== Work request ==
An exact copy of every entry is required, minus the pictures.
▼
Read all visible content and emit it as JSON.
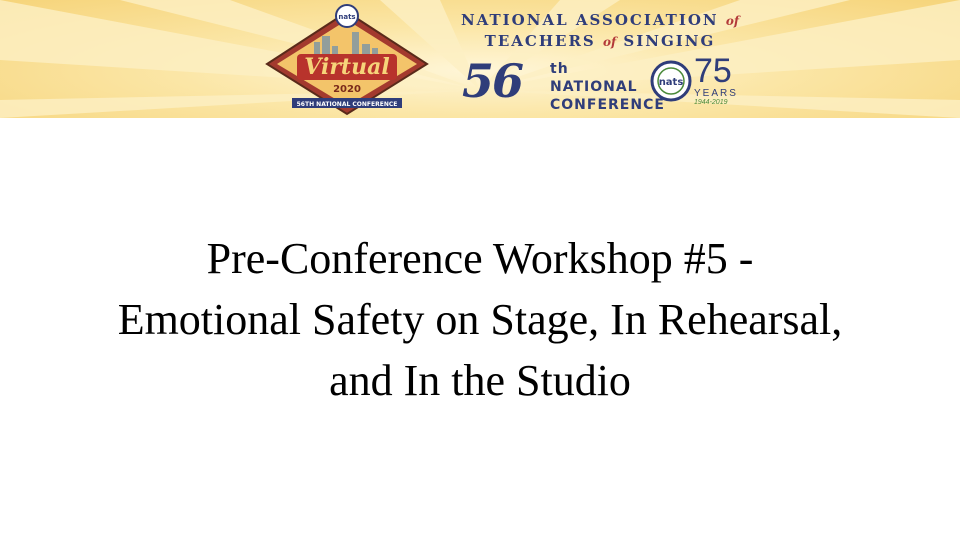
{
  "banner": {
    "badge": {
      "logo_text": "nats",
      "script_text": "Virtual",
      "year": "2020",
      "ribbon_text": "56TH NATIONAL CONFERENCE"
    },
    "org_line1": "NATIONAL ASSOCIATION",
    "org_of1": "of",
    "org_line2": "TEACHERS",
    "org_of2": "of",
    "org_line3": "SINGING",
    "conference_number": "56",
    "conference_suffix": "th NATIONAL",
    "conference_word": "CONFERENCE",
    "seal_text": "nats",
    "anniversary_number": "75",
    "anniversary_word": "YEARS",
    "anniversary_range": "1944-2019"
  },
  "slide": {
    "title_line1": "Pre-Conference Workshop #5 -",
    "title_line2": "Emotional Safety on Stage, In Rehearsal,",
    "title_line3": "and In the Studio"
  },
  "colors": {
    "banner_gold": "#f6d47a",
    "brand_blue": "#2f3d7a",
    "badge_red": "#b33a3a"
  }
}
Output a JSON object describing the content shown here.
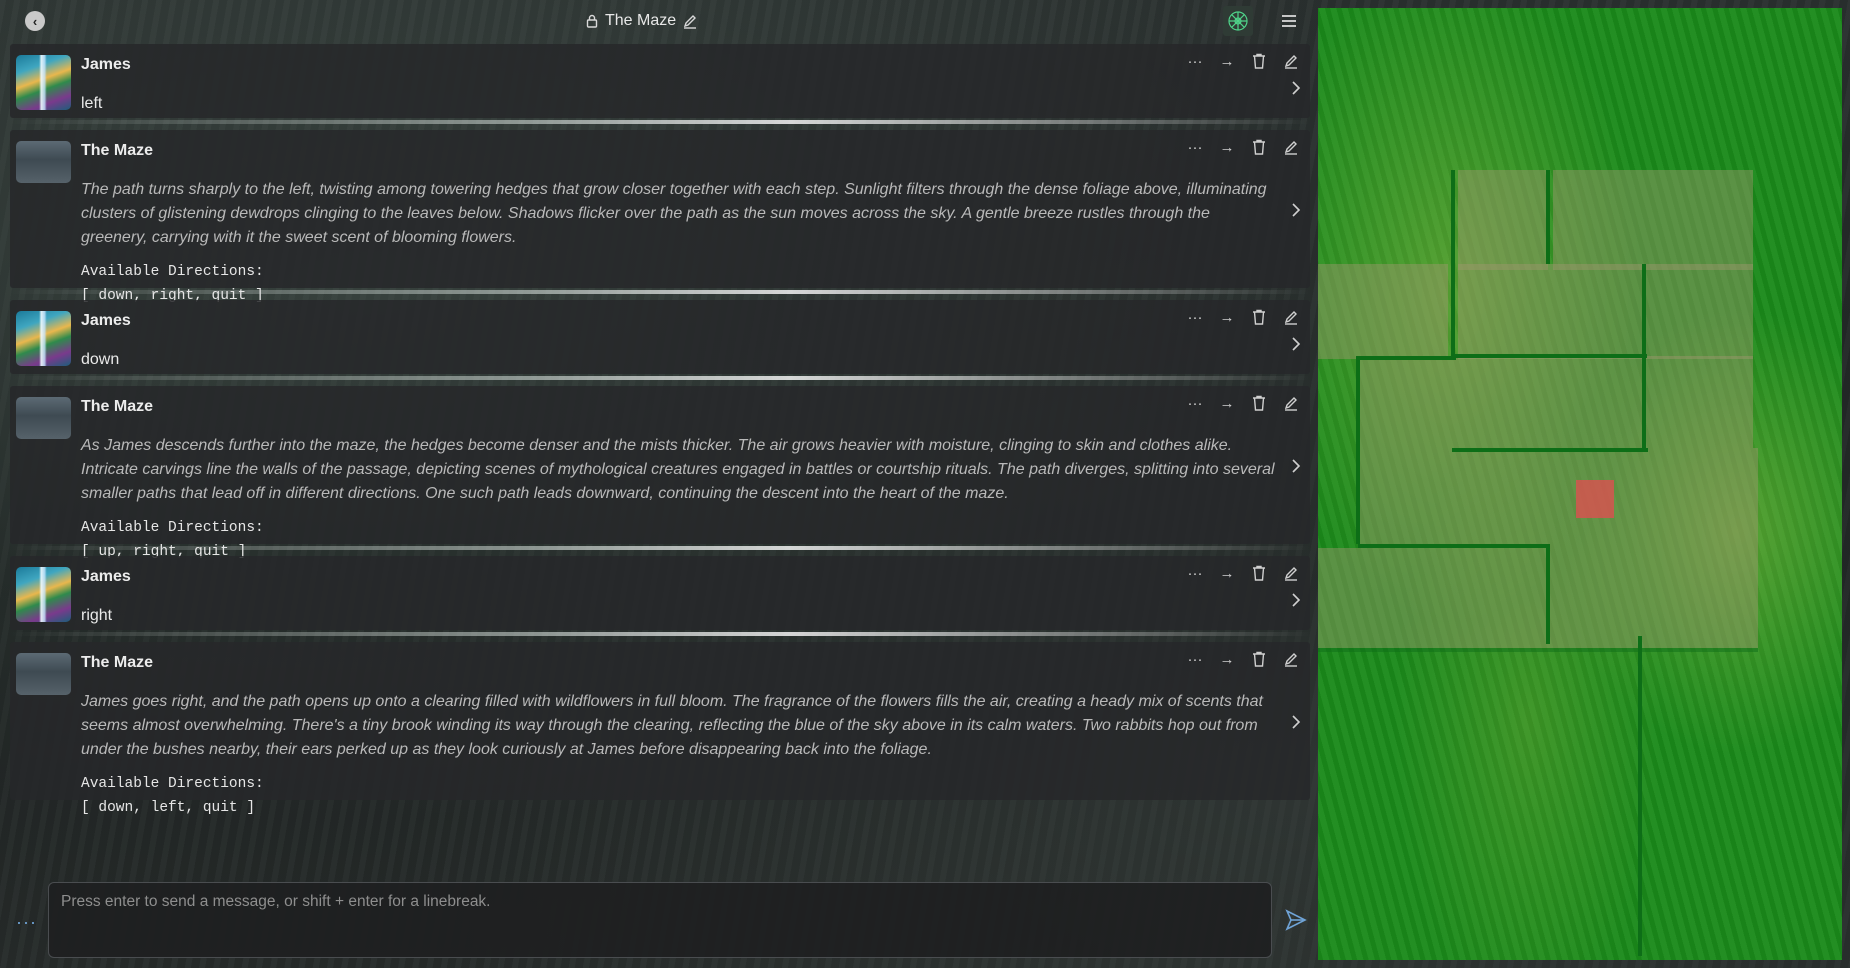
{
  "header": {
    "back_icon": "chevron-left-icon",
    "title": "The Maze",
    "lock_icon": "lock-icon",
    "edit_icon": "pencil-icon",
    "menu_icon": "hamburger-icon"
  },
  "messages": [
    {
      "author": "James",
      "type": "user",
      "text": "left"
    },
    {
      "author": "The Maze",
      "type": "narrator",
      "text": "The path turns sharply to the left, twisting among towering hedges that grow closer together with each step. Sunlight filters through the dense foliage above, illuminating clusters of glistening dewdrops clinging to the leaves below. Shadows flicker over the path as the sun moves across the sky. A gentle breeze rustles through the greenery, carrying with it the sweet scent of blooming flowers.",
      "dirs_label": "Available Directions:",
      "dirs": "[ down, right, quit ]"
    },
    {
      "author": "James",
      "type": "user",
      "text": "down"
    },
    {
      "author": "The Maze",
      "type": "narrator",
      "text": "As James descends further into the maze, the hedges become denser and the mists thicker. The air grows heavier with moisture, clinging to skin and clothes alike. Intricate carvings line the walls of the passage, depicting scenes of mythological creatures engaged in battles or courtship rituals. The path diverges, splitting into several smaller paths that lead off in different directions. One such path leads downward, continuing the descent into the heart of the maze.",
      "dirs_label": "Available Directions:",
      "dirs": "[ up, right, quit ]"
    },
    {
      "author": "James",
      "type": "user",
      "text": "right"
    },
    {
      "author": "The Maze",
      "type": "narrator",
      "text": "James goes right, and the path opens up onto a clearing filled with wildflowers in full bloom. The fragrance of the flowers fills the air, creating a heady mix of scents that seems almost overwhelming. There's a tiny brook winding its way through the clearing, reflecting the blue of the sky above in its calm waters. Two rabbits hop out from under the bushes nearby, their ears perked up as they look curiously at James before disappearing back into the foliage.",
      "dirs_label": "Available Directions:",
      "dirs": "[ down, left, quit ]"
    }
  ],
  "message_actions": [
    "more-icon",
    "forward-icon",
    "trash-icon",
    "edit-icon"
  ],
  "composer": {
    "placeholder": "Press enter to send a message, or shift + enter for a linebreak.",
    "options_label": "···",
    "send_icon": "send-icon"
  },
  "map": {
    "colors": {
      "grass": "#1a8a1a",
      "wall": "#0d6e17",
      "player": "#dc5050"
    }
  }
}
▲
== Written answer ==
Read all visible content and emit it as JSON.
{
  "banner": {
    "badge": {
      "logo_text": "nats",
      "script_text": "Virtual",
      "year": "2020",
      "ribbon_text": "56TH NATIONAL CONFERENCE"
    },
    "org_line1": "NATIONAL ASSOCIATION",
    "org_of1": "of",
    "org_line2": "TEACHERS",
    "org_of2": "of",
    "org_line3": "SINGING",
    "conference_number": "56",
    "conference_suffix": "th NATIONAL",
    "conference_word": "CONFERENCE",
    "seal_text": "nats",
    "anniversary_number": "75",
    "anniversary_word": "YEARS",
    "anniversary_range": "1944-2019"
  },
  "slide": {
    "title_line1": "Pre-Conference Workshop #5 -",
    "title_line2": "Emotional Safety on Stage, In Rehearsal,",
    "title_line3": "and In the Studio"
  },
  "colors": {
    "banner_gold": "#f6d47a",
    "brand_blue": "#2f3d7a",
    "badge_red": "#b33a3a"
  }
}
Output a JSON object describing the content shown here.
{
  "header": {
    "back_icon": "chevron-left-icon",
    "title": "The Maze",
    "lock_icon": "lock-icon",
    "edit_icon": "pencil-icon",
    "menu_icon": "hamburger-icon"
  },
  "messages": [
    {
      "author": "James",
      "type": "user",
      "text": "left"
    },
    {
      "author": "The Maze",
      "type": "narrator",
      "text": "The path turns sharply to the left, twisting among towering hedges that grow closer together with each step. Sunlight filters through the dense foliage above, illuminating clusters of glistening dewdrops clinging to the leaves below. Shadows flicker over the path as the sun moves across the sky. A gentle breeze rustles through the greenery, carrying with it the sweet scent of blooming flowers.",
      "dirs_label": "Available Directions:",
      "dirs": "[ down, right, quit ]"
    },
    {
      "author": "James",
      "type": "user",
      "text": "down"
    },
    {
      "author": "The Maze",
      "type": "narrator",
      "text": "As James descends further into the maze, the hedges become denser and the mists thicker. The air grows heavier with moisture, clinging to skin and clothes alike. Intricate carvings line the walls of the passage, depicting scenes of mythological creatures engaged in battles or courtship rituals. The path diverges, splitting into several smaller paths that lead off in different directions. One such path leads downward, continuing the descent into the heart of the maze.",
      "dirs_label": "Available Directions:",
      "dirs": "[ up, right, quit ]"
    },
    {
      "author": "James",
      "type": "user",
      "text": "right"
    },
    {
      "author": "The Maze",
      "type": "narrator",
      "text": "James goes right, and the path opens up onto a clearing filled with wildflowers in full bloom. The fragrance of the flowers fills the air, creating a heady mix of scents that seems almost overwhelming. There's a tiny brook winding its way through the clearing, reflecting the blue of the sky above in its calm waters. Two rabbits hop out from under the bushes nearby, their ears perked up as they look curiously at James before disappearing back into the foliage.",
      "dirs_label": "Available Directions:",
      "dirs": "[ down, left, quit ]"
    }
  ],
  "message_actions": [
    "more-icon",
    "forward-icon",
    "trash-icon",
    "edit-icon"
  ],
  "composer": {
    "placeholder": "Press enter to send a message, or shift + enter for a linebreak.",
    "options_label": "···",
    "send_icon": "send-icon"
  },
  "map": {
    "colors": {
      "grass": "#1a8a1a",
      "wall": "#0d6e17",
      "player": "#dc5050"
    }
  }
}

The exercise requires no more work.